- _Exercise_
In the entries that follow, how many lines contain "true"? Answer with the number only.

- _Exercise material_
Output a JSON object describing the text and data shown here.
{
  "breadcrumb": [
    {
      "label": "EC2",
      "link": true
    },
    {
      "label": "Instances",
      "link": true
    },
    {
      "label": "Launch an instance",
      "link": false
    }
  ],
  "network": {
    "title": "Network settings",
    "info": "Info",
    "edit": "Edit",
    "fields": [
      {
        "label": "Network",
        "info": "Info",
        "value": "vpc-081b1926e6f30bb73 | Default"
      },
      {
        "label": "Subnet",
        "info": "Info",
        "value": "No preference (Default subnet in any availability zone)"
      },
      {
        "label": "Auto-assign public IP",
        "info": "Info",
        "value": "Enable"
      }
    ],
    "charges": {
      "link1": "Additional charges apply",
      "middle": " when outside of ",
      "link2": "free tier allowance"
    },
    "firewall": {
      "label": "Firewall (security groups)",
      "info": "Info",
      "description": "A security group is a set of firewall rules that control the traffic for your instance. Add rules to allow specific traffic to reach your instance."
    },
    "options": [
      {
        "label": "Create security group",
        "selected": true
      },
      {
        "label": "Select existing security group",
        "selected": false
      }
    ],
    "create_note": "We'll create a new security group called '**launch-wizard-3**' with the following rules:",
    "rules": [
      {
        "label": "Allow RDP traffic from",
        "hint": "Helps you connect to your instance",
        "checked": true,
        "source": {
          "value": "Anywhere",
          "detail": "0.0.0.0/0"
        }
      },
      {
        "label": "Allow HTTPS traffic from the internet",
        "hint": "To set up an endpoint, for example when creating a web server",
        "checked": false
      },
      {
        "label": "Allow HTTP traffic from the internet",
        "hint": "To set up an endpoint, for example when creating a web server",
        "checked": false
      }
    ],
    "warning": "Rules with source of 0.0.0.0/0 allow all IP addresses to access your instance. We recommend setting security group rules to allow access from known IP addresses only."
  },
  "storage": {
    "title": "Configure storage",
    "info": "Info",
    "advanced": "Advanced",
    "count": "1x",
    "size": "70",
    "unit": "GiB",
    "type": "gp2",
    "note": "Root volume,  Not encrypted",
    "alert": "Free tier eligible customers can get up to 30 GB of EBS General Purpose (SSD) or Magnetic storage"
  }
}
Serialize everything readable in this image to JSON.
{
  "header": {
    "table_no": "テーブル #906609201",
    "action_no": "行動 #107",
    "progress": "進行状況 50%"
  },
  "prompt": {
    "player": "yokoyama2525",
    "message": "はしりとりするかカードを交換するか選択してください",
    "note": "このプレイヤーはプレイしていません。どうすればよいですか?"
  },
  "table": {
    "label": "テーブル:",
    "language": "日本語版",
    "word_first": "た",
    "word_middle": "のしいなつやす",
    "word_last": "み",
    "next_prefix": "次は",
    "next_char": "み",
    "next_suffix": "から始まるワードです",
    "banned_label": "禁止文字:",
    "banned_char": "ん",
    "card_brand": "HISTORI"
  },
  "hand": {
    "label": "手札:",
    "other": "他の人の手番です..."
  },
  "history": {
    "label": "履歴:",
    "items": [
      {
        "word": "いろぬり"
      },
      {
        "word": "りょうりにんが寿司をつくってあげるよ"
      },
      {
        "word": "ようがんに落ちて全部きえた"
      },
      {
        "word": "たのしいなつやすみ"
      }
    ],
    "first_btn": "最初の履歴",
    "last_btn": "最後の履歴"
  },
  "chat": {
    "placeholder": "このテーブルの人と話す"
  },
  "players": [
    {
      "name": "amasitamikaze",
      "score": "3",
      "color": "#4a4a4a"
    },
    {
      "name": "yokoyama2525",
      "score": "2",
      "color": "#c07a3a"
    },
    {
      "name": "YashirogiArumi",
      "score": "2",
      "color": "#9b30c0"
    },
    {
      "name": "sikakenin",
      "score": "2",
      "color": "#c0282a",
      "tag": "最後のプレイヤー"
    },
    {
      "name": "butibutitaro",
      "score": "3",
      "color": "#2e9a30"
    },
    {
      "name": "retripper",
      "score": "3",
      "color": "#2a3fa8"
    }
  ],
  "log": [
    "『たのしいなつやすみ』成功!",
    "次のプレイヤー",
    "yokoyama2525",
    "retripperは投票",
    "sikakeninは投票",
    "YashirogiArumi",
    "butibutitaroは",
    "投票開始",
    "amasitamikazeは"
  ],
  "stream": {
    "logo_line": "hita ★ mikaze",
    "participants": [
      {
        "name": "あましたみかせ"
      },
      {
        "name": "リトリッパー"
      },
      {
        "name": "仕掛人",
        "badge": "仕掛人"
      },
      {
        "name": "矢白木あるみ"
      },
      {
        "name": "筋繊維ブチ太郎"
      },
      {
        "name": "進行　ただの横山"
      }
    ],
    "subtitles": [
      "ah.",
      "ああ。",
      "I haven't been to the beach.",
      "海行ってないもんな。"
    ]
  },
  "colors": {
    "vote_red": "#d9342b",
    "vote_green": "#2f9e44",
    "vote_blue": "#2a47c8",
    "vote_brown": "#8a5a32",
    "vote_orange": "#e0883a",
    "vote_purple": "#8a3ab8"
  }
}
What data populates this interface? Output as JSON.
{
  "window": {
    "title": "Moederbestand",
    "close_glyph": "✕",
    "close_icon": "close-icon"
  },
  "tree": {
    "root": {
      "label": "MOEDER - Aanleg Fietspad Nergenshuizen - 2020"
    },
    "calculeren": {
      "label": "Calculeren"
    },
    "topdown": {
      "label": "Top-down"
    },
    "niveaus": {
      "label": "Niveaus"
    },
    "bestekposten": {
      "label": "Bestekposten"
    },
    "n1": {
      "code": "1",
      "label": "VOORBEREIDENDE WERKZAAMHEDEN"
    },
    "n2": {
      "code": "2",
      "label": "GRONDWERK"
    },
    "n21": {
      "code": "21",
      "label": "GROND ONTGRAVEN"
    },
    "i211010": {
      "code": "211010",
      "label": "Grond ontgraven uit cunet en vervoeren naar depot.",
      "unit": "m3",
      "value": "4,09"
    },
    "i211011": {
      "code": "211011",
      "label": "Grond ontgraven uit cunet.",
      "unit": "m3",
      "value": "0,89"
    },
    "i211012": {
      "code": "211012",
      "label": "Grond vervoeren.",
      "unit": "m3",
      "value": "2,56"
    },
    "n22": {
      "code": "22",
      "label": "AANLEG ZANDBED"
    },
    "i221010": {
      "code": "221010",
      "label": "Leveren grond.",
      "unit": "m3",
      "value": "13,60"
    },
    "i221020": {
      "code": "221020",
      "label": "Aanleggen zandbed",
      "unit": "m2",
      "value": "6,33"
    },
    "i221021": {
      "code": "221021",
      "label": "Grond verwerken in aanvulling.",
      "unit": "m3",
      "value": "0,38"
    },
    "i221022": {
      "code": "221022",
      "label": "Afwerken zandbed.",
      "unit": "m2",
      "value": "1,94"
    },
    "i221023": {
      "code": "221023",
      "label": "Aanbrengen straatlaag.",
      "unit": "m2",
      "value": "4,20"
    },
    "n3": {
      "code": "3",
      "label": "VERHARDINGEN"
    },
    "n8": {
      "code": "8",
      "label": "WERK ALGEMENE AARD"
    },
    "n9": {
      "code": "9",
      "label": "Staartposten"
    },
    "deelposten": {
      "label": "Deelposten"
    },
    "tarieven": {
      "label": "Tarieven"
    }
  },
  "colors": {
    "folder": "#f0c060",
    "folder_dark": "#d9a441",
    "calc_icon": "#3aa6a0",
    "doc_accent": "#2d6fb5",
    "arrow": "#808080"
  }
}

- _Expected output_
4